Dec. 19, 2005--As New York braces for a potential transit strike that officials say could cost the city's economy up to $400 million a day, the small businesses that rely on the subway as a lifeline expect to take one of the hardest hits.

Many of the city's 468 subway stations contain newsstands, barbershops, and shoeshine stands. In interviews at Grand Central Station, Times Square, Columbus Circle, Union Square, and 86th Street and Lexington Avenue, small businesses in the underground stations said they hoped to avoid the loss of workdays that a strike would force.

"I would have no choice but to go home," said Tariq Sheikh, behind the booth of one of his four newsstands in the Columbus Circle station. "How are we going to survive if we have to feed our families and pay the bills?"

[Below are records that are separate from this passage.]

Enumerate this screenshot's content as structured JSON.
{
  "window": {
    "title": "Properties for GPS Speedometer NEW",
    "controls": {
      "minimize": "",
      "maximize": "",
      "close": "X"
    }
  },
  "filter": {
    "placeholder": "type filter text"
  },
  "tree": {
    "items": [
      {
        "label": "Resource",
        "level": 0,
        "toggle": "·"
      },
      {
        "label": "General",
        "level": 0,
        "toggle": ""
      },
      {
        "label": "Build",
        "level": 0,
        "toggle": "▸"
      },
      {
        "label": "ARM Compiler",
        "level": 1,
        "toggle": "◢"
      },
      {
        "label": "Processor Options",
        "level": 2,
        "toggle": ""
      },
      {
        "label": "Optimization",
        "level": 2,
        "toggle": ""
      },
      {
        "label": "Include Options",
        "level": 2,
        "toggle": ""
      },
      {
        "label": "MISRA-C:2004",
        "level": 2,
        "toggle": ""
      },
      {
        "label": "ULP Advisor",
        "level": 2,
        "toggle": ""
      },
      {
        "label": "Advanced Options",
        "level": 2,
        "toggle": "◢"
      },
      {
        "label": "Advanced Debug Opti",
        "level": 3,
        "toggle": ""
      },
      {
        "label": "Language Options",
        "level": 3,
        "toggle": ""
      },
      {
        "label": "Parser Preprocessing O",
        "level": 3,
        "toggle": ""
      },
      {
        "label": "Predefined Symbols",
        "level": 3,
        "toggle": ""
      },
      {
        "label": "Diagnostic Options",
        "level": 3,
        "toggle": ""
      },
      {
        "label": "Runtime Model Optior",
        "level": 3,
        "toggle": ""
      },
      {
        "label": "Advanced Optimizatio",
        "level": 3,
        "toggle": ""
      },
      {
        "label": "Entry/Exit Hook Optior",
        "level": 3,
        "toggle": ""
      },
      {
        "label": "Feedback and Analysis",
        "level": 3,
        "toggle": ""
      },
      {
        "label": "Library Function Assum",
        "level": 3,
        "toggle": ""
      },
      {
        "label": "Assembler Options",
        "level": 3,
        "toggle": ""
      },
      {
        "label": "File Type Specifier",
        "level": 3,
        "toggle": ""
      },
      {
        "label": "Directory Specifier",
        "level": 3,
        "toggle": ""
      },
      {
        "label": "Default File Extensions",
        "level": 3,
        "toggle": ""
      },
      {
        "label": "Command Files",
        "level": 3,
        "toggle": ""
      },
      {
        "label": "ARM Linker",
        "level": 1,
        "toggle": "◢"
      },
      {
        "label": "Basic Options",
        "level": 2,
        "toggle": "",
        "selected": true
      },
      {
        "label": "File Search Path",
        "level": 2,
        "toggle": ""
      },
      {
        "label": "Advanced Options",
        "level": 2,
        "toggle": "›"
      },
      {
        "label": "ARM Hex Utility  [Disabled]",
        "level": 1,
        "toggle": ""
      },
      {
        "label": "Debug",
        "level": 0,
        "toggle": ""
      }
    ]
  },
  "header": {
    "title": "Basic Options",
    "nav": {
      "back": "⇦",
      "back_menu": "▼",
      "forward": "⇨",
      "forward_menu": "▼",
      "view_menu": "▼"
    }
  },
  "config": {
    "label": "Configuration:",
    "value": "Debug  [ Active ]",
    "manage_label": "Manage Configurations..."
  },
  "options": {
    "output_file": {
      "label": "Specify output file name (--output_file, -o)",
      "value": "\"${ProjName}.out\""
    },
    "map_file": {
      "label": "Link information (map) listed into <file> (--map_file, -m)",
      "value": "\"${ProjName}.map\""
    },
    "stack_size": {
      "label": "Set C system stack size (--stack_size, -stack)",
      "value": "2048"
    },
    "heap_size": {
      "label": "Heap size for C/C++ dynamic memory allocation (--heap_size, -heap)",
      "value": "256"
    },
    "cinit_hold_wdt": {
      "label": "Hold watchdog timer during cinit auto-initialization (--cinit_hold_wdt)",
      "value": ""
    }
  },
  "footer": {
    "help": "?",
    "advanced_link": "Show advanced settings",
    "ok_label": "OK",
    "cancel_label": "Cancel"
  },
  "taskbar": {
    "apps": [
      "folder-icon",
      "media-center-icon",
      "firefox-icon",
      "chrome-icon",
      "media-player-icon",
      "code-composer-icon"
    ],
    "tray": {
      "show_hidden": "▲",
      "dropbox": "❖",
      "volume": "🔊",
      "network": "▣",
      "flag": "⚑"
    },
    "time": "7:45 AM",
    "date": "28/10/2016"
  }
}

Vibhuti Tas, who runs a newsstand in Grand Central Station, expressed displeasure with both parties involved -- union leaders and the Metropolitan Transportation Authority, the state-run agency that oversees the nation's largest transit system. But he was mostly worried about commuters and his store. "There are arguments for both sides," Tas said. "But I know that if you strike, the public suffers." The businesses within the subway stations operate on permits given by the MTA.

The MTA and the Transit Workers Union, which represents 34,000 members, remained in negotiations on Monday. The union has set a 12:01 a.m. Tuesday deadline for a new contract. Its drivers on two private bus lines in Queens walked away from their jobs on Monday, and the union has threatened that the rest of its employees will strike on Tuesday if a deal isn't reached.

The MTA has argued that pension and health-care costs will create a deficit by 2008, and has demanded changes in the pension system for new transit workers. The MTA's offer has called for a 9% wage increase over three years and a raise in the retirement age for new hires, from 55 to 62. The union, however, has called for a higher pay increase and has refused to accept different benefits packages for future workers.

Sudhir Patel, the owner of seven newsstands throughout the city's subway system, tried to call the union's bluff. "Let them go on strike and we'll see what happens," Patel said. "The workers are not overpaid, but they don't need a pay increase." He said that his stores would be able to quickly bounce back, because his goods, which are mostly candy, magazines, and snacks, have a long shelf life.

The city's economy could lose $400 million on the first day of a transit workers strike and $250 million each weekday after that, according to estimates by the New York City Comptroller, which is an independent elected office. The city's gross daily product, on which the comptroller's office based its estimate, is roughly $1.5 billion a day.

A drop in work productivity and interruptions in normal work routines would cause most of the losses, according to the comptroller's office. Approximately 7 million people use New York's transit system every day.

While it's uncertain exactly how much impact the strike would actually have, officials say the projected losses could just be made up in the long run, as workers stranded at home by the strike use the Internet or work on what would have been personal days.